Church in Crises: He was only a 15 years old boy

Date Published: 09/12/2008
Publication: The National Herald

He was only 15 years old. He was a devoted alter boy. His whole family was very close to their church. Their parish priest was a charismatic man, one of the most respected priests in the country.

Now 31 years later, the 46-year-old man describes his efialti, his nightmare, the devastation he suffered at the hands of an apparently very sick man.

In a lawsuit filed in Chicago, the area where a crime allegedly took place, he alleges the same charismatic priest sexually abused him as a minor.

The details contained in the lawsuit against Nick Katinas, who was defrocked last year, would make anyone sick to their stomachs. And if true, they portray a sexual predator, a very depraved and perverted person.

Here, we need to remind everyone that nothing has been yet proven against the former priest, who served parishes in Olympia Fields, Illinois and Dallas, Texas for four decades before retiring two years ago. He should be presumed innocent until proven guilty, along with anyone else who has been accused of committing a crime.

But we also need to keep in mind that the 46-year-old man is the sixth person within the past year who has come forward to tell his story openly and unburden himself of long-suppressed anger and misplaced guilt. He is the sixth person who has filed a lawsuit against Mr. Katinas and the Church, accusing the disgraced former cleric of committing sexual abuse and the Church of dragging its feet for a long time when it should have stopped him.

As a reminder, the Archdiocese was finally forced to dismiss him from its ranks for legal reasons, as well as because of the public outcry.

In addition, more lawsuits are reportedly in the works against Mr. Katinas and the Church.

All in all, this man seems to have ruined the lives of many, the number of which we might never know.

We hope that Mr. Katinas will eventually deal with the betrayal of Christ and his sacred mission, and also with the shame and embarrassment he has brought about to our Church and community.

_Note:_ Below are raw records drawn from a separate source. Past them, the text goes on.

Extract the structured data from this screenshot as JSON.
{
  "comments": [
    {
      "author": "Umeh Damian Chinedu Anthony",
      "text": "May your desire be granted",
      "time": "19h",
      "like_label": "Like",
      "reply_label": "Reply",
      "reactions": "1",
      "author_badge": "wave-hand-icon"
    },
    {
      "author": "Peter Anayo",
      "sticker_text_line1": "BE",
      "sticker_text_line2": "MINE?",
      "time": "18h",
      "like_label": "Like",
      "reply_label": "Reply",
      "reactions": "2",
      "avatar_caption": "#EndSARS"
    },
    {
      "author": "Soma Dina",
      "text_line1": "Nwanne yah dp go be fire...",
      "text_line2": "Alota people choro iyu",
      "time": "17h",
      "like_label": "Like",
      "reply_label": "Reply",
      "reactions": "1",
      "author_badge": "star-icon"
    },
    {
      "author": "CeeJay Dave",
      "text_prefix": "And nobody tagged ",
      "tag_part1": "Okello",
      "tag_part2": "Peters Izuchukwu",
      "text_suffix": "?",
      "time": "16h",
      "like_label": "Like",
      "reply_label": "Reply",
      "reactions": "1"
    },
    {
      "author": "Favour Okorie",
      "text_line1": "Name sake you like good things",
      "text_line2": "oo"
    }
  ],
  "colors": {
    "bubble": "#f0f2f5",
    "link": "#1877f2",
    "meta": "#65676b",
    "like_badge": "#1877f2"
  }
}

We also strongly believe that, should he be found guilty, no punishment would be too severe, for he would have then committed one of the most heinous crimes: sexually abusing a child.

At the same time, however, we also need to ask ourselves: How could it be that not a single one of Mr. Katinas’ colleagues or higher-ups, during the 40-plus years that he had served as a priest, ever saw or heard anything about the atrocities he committed? How is that possible?

Unfortunately, there are plenty of indications at least that the “secret” was out, that word had gotten around, but to their eternal disgrace, no action was taken against this man, allowing him to, in effect, continue ruining the lives of so many other innocent boys.

Not all the priests are like Mr. Katinas, of course, and we shiver at the thought that a cloud of suspicion might cover all priests because of the alleged actions of this one ex-priest, or because of the action of some other individual priest.

But the way the Archdiocese’s mismanagement of this extremely serious case, from top to bottom, should become a case study at the Harvard Business School.

It looks to us as though that they have learned nothing from the immense moral and financial damage inflicted upon the Roman Catholic Church in America because of the revelation of massive sexual abuse scandals perpetrated by Catholic priests against young boys.

As far as we’re concerned, no case in memory is more serious in terms of its moral underpinning and more potentially threatening to the financial stability of the Church than this case.

Yet the Church neither takes firm action nor talks about it, hiding behind legalistic arguments.

What they should have done instead is be totally forthcoming; embrace the abused; offer them any moral and financial assistance available; issue apologies to the victims and the community; and work for the exemplary punishment of this man and other alleged perpetrators.

That they have so far failed to do any of the above, or at least part of the above, is not only perplexing, but profoundly worrisome as well.